■ Work required: Look through the lines below and extract any with the word "Audio".

Data records for software interfaces
==================================================

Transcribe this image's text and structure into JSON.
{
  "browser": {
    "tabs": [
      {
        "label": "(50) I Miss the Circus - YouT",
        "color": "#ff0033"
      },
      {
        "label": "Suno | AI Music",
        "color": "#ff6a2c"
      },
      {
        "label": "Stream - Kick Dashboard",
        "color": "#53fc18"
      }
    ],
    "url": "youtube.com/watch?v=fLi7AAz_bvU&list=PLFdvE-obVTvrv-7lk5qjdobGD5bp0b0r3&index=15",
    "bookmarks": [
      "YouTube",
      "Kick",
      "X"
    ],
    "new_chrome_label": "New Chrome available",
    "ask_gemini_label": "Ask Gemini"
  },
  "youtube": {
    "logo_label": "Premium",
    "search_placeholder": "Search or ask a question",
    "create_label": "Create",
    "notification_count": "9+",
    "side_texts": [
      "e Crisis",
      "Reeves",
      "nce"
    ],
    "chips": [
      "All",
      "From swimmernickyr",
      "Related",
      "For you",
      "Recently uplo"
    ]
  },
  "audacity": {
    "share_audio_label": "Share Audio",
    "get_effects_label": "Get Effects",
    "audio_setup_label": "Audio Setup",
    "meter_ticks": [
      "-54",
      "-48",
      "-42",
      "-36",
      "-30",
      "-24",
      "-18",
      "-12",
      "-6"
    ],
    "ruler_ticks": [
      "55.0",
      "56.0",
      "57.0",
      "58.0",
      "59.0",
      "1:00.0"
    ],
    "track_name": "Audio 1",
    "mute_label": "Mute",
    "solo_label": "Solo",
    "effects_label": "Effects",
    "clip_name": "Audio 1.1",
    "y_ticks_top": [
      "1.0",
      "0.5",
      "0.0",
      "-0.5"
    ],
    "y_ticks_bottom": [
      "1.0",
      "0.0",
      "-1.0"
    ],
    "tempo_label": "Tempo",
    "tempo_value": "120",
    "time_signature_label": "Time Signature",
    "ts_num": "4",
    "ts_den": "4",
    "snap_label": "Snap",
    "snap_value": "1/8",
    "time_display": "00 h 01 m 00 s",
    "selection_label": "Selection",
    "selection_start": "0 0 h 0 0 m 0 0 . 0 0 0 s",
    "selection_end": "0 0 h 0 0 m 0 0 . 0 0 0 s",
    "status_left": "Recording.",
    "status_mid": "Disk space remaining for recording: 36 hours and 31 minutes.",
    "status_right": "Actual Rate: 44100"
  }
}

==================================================

■ Reply:
    "share_audio_label": "Share Audio",
    "audio_setup_label": "Audio Setup",
    "track_name": "Audio 1",
    "clip_name": "Audio 1.1",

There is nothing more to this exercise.